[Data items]
------------------------------------------------
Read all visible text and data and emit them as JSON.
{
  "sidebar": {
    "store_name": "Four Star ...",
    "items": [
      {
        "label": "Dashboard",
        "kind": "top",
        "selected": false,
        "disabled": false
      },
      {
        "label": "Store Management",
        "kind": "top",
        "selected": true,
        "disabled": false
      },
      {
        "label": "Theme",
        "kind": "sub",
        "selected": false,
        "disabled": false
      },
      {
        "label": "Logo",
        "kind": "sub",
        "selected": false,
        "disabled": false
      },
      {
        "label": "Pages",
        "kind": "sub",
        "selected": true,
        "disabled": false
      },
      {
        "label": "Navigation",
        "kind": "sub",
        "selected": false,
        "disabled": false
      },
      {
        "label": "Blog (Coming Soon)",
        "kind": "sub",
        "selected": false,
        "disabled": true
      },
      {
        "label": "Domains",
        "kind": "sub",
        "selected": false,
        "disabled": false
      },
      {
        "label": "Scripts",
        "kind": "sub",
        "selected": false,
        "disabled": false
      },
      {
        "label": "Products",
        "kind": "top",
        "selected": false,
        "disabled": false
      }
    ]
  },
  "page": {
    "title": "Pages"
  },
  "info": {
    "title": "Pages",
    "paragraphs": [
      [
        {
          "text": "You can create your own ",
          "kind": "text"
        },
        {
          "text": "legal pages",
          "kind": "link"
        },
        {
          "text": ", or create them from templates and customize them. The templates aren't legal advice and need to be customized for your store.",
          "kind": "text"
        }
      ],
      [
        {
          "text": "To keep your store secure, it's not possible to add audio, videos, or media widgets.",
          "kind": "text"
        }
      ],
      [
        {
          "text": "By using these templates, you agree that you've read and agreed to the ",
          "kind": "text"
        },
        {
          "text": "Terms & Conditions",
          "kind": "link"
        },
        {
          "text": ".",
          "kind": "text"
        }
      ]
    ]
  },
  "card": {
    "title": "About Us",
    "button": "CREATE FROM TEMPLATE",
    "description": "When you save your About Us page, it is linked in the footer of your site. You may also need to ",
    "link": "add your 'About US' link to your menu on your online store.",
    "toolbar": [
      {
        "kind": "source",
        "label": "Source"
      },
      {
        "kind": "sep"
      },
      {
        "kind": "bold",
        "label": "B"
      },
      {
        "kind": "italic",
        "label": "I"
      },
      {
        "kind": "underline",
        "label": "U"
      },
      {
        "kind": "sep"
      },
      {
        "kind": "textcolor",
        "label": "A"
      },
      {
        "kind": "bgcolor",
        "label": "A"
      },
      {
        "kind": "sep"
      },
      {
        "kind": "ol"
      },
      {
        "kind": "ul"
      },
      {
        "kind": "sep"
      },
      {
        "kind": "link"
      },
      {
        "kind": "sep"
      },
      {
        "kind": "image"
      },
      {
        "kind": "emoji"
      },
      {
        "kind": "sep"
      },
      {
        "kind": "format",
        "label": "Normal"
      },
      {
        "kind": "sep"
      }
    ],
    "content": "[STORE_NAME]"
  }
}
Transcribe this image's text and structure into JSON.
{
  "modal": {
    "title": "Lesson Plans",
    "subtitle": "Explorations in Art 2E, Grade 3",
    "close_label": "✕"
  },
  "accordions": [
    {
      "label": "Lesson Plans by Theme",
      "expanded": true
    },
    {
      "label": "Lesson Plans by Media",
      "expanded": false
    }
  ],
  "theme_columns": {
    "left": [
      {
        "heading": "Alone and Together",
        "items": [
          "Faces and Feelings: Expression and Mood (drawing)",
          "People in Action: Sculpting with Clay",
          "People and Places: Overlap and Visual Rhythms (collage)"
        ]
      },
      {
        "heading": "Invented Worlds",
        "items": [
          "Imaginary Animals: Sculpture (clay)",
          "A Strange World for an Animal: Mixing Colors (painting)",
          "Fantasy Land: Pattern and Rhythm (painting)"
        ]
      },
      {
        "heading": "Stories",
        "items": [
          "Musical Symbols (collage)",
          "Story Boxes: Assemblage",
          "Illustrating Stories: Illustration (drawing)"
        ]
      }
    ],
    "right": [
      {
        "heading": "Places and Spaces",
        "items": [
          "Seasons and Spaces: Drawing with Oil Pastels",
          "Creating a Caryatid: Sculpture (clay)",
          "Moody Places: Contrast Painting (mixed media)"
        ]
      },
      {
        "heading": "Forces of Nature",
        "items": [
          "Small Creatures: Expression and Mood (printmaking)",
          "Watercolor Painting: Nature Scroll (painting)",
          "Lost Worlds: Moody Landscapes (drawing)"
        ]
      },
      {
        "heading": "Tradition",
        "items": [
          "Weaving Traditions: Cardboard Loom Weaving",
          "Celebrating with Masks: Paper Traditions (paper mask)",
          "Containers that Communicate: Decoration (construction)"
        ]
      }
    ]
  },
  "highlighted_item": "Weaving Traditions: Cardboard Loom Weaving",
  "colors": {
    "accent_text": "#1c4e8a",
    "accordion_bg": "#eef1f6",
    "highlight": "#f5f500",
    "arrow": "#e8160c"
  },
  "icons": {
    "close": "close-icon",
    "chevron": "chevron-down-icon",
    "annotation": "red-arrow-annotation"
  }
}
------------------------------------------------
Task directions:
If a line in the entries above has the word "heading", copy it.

Solution to the exercise:
        "heading": "Alone and Together",
        "heading": "Invented Worlds",
        "heading": "Stories",
        "heading": "Places and Spaces",
        "heading": "Forces of Nature",
        "heading": "Tradition",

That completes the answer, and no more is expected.